* [Your task] Please retype the data in full and exactly; the pictures are not part of the copy.

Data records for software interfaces
※ ※ ※

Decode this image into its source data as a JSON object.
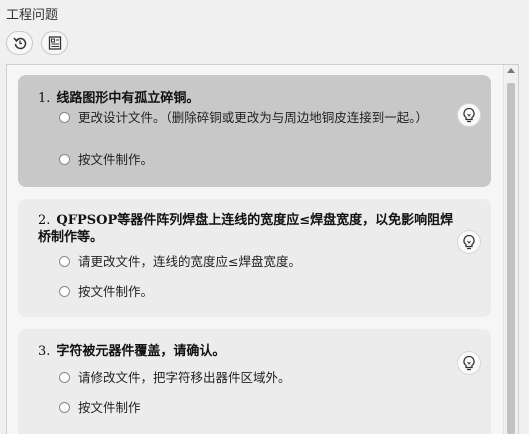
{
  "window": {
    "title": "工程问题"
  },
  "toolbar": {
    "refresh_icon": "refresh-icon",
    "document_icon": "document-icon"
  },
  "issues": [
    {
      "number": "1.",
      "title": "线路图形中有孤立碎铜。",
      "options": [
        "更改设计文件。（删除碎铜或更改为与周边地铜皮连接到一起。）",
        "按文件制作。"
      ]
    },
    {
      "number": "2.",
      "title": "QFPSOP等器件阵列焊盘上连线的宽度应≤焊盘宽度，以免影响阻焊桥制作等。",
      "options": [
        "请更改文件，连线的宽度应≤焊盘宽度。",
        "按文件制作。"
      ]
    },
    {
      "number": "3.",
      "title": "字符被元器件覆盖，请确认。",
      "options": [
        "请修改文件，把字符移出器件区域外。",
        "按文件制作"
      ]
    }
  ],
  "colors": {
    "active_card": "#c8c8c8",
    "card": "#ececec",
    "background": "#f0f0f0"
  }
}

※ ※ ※

* [Reply to the exercise]
Decode this image into its source data as a JSON object.
{
  "window": {
    "title": "工程问题"
  },
  "toolbar": {
    "refresh_icon": "refresh-icon",
    "document_icon": "document-icon"
  },
  "issues": [
    {
      "number": "1.",
      "title": "线路图形中有孤立碎铜。",
      "options": [
        "更改设计文件。（删除碎铜或更改为与周边地铜皮连接到一起。）",
        "按文件制作。"
      ]
    },
    {
      "number": "2.",
      "title": "QFPSOP等器件阵列焊盘上连线的宽度应≤焊盘宽度，以免影响阻焊桥制作等。",
      "options": [
        "请更改文件，连线的宽度应≤焊盘宽度。",
        "按文件制作。"
      ]
    },
    {
      "number": "3.",
      "title": "字符被元器件覆盖，请确认。",
      "options": [
        "请修改文件，把字符移出器件区域外。",
        "按文件制作"
      ]
    }
  ],
  "colors": {
    "active_card": "#c8c8c8",
    "card": "#ececec",
    "background": "#f0f0f0"
  }
}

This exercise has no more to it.